An OPEC+ technical panel has recommended a provisional cut in oil output of 600,000 barrels per day (bpd) in response to the coronavirus' impact on energy demand as it awaits Russia's final position on the proposal, two sources said.
The Joint Technical Committee (JTC) is not a decision-making body but does advise the Organization of the Petroleum Exporting Countries (OPEC) and its allies led by Russia, a grouping known as OPEC+.
OPEC+ ministers have not decided on further action, but the recommendation on Thursday by all the members of the JTC, which includes Saudi Arabia and Russia, would signal progress towards a decision.
"The recommendation is for a cut of 600,000 bpd.
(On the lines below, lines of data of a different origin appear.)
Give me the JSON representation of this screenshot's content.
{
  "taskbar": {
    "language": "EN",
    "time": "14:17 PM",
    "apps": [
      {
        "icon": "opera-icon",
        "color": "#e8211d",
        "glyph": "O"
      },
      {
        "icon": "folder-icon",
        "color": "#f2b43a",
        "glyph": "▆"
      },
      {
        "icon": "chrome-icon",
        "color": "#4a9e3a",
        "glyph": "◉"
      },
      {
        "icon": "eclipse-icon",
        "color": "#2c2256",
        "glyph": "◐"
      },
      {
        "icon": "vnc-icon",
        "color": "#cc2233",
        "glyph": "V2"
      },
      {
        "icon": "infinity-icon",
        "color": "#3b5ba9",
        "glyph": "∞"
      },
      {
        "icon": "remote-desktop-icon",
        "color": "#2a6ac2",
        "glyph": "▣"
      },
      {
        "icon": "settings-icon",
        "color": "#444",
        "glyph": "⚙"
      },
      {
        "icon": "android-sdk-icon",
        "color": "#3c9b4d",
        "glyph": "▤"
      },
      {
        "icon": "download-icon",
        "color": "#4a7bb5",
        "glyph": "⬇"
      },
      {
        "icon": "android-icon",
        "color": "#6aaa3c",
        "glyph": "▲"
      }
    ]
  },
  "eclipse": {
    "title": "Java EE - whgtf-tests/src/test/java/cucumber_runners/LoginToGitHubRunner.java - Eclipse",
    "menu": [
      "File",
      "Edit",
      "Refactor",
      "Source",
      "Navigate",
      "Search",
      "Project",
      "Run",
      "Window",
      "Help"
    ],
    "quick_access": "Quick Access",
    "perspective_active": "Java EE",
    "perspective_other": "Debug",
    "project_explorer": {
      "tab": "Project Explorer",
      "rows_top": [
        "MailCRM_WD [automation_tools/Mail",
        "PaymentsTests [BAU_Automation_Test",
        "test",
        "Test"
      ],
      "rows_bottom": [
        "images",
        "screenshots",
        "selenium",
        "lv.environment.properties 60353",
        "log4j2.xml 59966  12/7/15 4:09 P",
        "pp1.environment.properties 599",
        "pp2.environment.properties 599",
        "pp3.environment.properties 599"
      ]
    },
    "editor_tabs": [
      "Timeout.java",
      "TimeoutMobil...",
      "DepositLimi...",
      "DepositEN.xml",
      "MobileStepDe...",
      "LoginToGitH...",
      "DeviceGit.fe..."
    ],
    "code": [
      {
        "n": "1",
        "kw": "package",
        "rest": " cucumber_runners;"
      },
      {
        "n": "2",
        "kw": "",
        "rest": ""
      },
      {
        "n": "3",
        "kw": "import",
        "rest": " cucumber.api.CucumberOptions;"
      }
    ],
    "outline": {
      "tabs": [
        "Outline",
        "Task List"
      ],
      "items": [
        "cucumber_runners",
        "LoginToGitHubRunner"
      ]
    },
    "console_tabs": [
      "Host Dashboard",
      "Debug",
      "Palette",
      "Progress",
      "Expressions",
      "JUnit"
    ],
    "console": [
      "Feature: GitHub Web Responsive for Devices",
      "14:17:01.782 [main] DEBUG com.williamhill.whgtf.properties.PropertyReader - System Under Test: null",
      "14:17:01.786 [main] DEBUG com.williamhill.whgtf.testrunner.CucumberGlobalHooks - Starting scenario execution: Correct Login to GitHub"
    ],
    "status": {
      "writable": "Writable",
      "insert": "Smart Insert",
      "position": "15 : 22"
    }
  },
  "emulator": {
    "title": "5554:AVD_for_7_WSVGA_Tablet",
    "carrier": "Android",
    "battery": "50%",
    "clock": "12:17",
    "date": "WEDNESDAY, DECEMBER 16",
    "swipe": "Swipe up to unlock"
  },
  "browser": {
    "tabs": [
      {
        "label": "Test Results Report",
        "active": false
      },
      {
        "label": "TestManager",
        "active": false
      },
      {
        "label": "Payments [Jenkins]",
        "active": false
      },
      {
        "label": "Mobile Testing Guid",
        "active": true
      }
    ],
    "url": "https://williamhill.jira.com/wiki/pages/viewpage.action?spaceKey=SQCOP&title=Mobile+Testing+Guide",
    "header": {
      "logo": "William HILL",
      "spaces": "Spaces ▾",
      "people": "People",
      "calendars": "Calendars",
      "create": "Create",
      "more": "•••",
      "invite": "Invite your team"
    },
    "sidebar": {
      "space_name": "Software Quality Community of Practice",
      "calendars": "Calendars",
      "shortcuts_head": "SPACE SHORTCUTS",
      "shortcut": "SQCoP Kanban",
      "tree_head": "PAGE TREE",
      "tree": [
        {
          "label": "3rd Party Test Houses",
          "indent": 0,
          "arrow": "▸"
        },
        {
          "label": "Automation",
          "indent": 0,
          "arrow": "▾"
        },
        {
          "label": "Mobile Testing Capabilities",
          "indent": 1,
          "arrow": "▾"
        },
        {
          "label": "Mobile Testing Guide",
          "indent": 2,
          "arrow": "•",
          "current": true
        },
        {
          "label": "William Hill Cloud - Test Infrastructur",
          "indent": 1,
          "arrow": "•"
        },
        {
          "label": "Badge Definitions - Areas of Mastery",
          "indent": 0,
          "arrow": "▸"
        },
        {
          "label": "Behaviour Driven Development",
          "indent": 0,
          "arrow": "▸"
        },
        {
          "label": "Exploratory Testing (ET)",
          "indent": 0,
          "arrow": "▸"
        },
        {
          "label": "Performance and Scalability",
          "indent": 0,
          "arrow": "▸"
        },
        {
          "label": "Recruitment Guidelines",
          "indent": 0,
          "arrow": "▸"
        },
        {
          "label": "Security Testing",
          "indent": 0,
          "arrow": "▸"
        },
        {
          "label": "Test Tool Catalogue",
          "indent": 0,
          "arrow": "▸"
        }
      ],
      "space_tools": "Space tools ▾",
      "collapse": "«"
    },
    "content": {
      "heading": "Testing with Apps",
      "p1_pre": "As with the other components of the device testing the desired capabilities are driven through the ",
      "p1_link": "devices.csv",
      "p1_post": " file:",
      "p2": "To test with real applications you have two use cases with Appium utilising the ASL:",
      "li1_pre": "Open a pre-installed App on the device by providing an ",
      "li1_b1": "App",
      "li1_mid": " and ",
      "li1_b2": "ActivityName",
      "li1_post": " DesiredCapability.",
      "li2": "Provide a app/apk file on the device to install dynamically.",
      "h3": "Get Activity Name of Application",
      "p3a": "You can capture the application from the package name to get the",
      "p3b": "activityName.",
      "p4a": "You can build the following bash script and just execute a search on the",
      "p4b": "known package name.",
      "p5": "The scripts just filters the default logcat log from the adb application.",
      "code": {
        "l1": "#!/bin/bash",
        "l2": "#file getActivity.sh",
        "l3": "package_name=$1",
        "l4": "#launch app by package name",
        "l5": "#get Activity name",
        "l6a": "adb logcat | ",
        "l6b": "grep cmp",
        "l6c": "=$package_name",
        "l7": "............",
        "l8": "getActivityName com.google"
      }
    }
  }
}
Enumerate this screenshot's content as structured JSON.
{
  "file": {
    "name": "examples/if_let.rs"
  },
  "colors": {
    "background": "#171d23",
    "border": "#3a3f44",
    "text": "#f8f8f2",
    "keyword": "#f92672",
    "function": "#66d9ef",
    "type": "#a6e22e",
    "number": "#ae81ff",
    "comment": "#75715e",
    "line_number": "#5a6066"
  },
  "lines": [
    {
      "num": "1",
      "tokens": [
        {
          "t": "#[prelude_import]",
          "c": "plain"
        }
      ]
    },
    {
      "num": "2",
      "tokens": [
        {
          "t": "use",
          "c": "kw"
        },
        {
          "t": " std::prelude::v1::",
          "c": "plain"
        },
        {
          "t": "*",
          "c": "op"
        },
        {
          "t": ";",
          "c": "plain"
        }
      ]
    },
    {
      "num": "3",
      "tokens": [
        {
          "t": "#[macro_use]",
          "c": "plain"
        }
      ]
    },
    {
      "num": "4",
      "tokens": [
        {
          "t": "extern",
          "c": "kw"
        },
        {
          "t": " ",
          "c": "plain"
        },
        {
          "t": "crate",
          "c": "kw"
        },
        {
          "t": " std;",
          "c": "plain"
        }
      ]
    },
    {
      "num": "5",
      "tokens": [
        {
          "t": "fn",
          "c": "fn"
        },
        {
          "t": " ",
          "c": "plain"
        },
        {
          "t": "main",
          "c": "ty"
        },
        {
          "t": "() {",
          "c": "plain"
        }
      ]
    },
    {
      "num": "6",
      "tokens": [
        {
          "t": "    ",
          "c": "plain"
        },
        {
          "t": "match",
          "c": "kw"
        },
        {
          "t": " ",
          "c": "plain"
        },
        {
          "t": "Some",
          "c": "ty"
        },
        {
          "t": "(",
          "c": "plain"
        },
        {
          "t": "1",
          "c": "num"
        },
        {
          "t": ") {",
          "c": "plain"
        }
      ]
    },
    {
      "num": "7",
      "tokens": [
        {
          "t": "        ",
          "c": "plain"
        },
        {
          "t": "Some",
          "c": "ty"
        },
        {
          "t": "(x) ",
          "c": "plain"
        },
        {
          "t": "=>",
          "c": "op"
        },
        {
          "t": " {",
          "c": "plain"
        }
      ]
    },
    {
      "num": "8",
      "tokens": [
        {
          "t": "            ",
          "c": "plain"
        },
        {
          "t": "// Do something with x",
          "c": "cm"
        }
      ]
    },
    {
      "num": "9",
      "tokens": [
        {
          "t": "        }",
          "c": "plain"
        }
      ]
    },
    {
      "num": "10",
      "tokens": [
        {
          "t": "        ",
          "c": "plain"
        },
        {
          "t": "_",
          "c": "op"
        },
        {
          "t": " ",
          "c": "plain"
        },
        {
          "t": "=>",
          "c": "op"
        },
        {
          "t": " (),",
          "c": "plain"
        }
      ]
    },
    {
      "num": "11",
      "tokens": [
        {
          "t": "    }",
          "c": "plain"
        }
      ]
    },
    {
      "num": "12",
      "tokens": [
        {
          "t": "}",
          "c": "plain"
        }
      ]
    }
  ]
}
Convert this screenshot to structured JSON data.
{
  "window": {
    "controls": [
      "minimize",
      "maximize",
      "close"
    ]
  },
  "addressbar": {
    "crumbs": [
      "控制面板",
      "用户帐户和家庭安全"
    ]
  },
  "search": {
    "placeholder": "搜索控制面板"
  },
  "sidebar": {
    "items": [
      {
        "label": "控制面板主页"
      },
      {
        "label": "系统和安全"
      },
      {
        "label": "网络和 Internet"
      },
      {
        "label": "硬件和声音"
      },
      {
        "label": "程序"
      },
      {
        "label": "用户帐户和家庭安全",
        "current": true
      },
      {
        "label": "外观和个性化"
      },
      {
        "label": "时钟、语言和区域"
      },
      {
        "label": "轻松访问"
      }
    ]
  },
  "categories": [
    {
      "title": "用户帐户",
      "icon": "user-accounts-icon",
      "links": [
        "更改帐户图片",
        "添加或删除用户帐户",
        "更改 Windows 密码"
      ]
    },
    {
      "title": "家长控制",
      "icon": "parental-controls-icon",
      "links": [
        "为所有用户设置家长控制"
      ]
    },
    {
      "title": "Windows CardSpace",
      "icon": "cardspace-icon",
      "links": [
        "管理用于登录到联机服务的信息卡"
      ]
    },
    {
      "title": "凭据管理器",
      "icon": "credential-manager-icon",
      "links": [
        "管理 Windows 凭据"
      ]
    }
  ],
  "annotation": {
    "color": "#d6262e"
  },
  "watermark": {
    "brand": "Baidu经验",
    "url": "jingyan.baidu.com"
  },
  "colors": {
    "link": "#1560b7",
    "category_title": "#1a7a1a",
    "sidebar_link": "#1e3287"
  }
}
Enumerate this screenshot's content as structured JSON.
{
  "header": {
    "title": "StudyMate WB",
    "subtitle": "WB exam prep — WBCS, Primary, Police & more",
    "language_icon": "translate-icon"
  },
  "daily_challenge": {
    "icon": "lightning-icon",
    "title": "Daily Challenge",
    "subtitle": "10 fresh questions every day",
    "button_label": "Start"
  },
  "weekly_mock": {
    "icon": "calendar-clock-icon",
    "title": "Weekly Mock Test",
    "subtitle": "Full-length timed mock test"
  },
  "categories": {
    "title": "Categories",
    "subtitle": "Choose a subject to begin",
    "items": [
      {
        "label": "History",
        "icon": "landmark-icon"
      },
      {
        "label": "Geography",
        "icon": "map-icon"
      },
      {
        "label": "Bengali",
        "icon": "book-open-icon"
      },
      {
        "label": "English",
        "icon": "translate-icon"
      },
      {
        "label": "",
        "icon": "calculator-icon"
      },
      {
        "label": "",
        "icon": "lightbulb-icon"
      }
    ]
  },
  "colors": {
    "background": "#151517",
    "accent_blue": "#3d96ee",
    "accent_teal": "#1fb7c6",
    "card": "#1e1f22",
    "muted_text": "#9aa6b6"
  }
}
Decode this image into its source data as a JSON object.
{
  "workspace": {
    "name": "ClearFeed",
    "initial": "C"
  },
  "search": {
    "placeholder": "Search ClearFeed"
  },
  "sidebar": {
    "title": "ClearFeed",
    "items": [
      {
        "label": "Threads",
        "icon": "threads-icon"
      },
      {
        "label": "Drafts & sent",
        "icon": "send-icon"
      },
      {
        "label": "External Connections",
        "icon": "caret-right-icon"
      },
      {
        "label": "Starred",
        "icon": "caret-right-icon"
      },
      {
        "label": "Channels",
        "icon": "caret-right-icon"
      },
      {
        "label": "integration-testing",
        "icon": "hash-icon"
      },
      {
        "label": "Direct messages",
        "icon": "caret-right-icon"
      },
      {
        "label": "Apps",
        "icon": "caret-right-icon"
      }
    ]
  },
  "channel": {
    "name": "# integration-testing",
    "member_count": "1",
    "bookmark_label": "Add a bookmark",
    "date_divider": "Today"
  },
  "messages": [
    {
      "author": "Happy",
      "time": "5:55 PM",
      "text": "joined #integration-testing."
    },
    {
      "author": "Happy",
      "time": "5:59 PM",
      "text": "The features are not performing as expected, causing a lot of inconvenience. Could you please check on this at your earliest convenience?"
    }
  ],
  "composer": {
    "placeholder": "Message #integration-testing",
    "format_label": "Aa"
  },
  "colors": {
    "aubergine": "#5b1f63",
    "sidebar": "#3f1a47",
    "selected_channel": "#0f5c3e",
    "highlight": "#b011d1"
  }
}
Russia has asked for more time for consultations," one of the sources said.
The OPEC+ ministers have yet to decide on whether to bring forward their upcoming policy meeting to February from March 5-6, the sources said.
The JTC panel extended its meeting into a third day on Thursday after Russia voiced its opposition to a deeper supply cut and was instead suggesting an extension of current cuts.
In past years, Russia has regularly signalled opposition to OPEC before ultimately agreeing on policy during formal meetings.
Oil prices have fallen by more than $11 a barrel this year to $55, alarming producers.
Saudi Arabia, OPEC's de-factor leader, and other OPEC members are worried that the continued spread of the virus could hit oil demand and prices further, the sources said.
Steps which OPEC+ is weighing include further output cuts, extending cuts due to expire in March, and moving forward its planned policy meeting.
OPEC sources said the meeting was unlikely to be brought forward unless there was general agreement on the need to reduce output further.
OPEC+ is currently cutting output by 1.7 million bpd.
While OPEC countries such as Iraq, OPEC's second-largest producer, have voiced support for any agreement that would stabilise the market, Russian Energy Minister Alexander Novak said on Tuesday he could not say for sure whether it was time to tighten output further.
The economic slowdown resulting from the virus outbreak is expected to reduce 2020 global demand growth by 300,000-500,000 bpd, or roughly 0.5%, BP Chief Financial Officer Brian Gilvary said on Tuesday.
Oil futures rose for a second day on Thursday amid investor optimism over unconfirmed media reports of possible advances in combating the coronavirus outbreak in China.
Brent futures were up 43 cents to $55.71 a barrel by 0942 GMT. U.S. West Texas Intermediate (WTI) futures were up 69 cents to $51.44.